Temur Rakhimov wins gold and is back at number 1
The final +100kg in Baku was a fight between Rakhimov and Yusupov promises energy and entertainment. The first exchange brought us a massive pick-up which was answered with a change in grip and a counter attempt. Both wanted to throw. Heavy but mobile gripping and movement in spades made the whole contest a risk for both. Yusupov tried a sode-tsuri-komi-goshi but pulled himself out early.
It should have broken up the fight but neither was really willing to relinquish the other’s kit. With just over a minute to go it was Rakhimov who finally found the right angle, the right drive and the right grip to produce a massive ippon with o-uchi-gari. He wrapped his arms around the Uzbek and crushed him to the floor. It was huge! It was the perfect way to end three days of grand slam judo in Baku.
Yusupov left with silver and his teammate right on his heels. Rakhimov confirmed as position as the number one seed and the current world number one.
Rakhimov’s day was not only about the later matches though. He had a tough quarter-final too, against a Georgian opponent. It began at a leisurely pace but with 2:40 still left on the clock Rakhimov exploded into a cross-grip and an immediate o-uchi-gari. It scored waza-ari and despite Inaneishvili’s best efforts, that was the way the scoreline stayed. Rakhimov is world number one for a reason and protecting his scores is just one of his many skills.
Sipocz (HUN) found himself in the repechage and then a fight for bronze having lost to the Finn in he quarter-final. He faced Gamzatkhanov, a local fighter with no medals on his record. At the end of a full-time match, the Hungarian left the victor after registering a half-point during normal time. The Azeri’s card remains unmarked!
Puumalainen fought his socks off for the second bronze against Uzbekistan’s Bakhtiyorov, who was himself keen to stay close to his countryman’s lead knowing that Yusupov was without doubt the number one. Sadly for the hard-working Finn, a very fast o-guruma stood between him and the podium. Uzbekistan took the medal, their second of the category with a final still to come, while Puumaleinen left in 5th place.
Tushishvili (GEO) was the only one of the top 4 on the category not to make it to the semi-final stages, as he was disqualified in round two for head-diving. The last of the 4 was Yusupov (UZB). He had no problem registering a positive maximum score in each match, all the way to the final.
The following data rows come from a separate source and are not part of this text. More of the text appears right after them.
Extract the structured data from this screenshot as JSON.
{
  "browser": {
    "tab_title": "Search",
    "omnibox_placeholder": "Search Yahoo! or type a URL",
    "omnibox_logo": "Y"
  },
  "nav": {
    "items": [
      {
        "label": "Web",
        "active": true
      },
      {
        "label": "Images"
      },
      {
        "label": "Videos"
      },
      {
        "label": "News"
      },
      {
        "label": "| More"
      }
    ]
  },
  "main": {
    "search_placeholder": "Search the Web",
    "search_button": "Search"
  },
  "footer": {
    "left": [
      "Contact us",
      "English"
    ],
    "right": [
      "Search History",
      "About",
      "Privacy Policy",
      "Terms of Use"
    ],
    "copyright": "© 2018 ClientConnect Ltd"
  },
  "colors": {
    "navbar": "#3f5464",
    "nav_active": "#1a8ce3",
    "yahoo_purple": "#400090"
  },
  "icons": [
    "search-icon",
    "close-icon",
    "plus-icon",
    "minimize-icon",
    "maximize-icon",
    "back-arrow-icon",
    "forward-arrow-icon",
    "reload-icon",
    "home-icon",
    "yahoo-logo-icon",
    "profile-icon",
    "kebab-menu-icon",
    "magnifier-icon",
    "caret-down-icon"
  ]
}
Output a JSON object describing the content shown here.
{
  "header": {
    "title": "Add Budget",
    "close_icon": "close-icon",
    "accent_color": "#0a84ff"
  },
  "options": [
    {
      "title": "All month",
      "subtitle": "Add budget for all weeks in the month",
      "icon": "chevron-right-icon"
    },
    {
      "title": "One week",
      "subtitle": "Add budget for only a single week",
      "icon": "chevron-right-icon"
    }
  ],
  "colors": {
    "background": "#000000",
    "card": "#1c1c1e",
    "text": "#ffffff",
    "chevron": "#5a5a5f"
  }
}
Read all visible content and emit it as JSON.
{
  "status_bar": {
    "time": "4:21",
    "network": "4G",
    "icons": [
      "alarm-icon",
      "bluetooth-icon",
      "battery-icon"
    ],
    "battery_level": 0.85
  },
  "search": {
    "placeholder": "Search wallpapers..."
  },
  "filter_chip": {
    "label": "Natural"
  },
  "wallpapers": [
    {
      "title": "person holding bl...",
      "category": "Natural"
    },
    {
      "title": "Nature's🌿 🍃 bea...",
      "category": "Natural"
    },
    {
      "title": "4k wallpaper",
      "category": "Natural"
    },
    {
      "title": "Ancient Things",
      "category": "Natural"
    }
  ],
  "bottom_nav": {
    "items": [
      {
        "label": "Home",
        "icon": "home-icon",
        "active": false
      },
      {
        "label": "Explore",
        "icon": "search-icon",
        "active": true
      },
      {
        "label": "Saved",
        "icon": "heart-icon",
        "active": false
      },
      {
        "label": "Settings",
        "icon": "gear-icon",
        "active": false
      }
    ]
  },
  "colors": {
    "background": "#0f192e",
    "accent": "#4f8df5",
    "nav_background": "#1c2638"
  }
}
Martti Puumalainen (FIN) is almost always in the final block or at least in the top 8. His name is rarely on the top spot but never far away. He’s consistent, reliable, hard-working and deserving of success. He was seeded 4th in Baku and towed the party line, reaching the semi-final with a bye and two maximum scores. There Rakhimov (TJK), also obeying the rankings, dealt with the Finn and moved into the final.